Covid-19 update: We are continuing to serve our clients, and meet new clients, without interruption. Consistent with best practices, we are working remotely, and are fully available via phone, zoom and other platforms.

You’re Ready to Go Out on Your Own

The next post in the series, New York Employees: What Your Employer Knows and You Should Learn Now

You’re Ready to Go Out on Your Own. That’s great, but don’t prepare for the big move on your employer’s time.  And if you’re planning to go into the same line of work, don’t start up your company, begin to gather investors, or solicit your current employer’s clients, employees or contractors while you are still employed.
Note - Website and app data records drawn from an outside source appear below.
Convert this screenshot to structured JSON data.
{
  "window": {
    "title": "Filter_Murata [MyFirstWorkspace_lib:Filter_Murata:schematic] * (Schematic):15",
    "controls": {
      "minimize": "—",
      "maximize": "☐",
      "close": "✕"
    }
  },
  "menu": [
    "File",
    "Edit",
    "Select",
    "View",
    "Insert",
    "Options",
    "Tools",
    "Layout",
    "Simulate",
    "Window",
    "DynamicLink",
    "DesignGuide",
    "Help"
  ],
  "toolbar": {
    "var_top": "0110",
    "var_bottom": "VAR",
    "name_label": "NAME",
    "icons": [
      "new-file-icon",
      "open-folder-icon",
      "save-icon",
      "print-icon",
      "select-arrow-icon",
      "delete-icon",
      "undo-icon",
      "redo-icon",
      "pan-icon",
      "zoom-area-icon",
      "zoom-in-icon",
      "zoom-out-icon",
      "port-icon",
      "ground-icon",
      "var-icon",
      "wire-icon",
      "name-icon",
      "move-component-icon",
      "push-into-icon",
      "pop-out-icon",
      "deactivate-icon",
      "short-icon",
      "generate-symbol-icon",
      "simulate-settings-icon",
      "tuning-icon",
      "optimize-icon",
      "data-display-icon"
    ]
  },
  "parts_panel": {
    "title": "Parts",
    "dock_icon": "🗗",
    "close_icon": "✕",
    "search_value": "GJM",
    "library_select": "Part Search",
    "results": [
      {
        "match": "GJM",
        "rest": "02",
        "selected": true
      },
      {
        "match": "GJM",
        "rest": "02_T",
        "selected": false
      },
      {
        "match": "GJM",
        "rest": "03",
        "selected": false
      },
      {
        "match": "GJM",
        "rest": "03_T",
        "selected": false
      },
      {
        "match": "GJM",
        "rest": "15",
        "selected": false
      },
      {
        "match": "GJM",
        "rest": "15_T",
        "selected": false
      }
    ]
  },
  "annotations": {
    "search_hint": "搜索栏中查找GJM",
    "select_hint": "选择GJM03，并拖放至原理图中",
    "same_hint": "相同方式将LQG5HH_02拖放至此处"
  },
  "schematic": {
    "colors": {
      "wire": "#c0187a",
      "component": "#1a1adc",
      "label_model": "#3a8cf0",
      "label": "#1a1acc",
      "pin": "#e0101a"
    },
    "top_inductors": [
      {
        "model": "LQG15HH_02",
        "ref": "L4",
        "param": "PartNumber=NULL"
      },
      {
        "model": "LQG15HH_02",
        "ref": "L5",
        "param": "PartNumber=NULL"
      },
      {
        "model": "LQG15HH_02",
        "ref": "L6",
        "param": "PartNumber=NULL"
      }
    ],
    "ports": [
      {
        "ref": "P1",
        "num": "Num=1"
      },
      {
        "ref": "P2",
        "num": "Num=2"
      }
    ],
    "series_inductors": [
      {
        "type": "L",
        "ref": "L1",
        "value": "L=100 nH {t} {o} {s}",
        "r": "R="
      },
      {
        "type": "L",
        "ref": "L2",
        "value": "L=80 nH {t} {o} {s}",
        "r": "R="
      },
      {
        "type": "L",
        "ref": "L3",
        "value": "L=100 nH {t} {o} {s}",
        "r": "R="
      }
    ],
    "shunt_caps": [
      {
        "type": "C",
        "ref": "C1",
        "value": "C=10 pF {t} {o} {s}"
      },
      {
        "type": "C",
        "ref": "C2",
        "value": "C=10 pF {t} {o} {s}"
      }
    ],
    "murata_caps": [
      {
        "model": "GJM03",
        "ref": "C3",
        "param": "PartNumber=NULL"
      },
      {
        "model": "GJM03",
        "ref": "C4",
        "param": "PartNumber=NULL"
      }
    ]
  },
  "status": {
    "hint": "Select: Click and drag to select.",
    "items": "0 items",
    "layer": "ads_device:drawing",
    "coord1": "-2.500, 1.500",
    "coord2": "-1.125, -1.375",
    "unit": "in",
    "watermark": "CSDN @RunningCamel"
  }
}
Your employer might consider you a “faithless servant” and sue you for the losses it claims you cause it when you do start that new competitive venture.  Your former employer could also seek additional damages and go to court to try to get a temporary restraining order or injunction to prevent you from doing business with your “new” clients.

[addthis tool="addthis_inline_share_toolbox_tz6q"]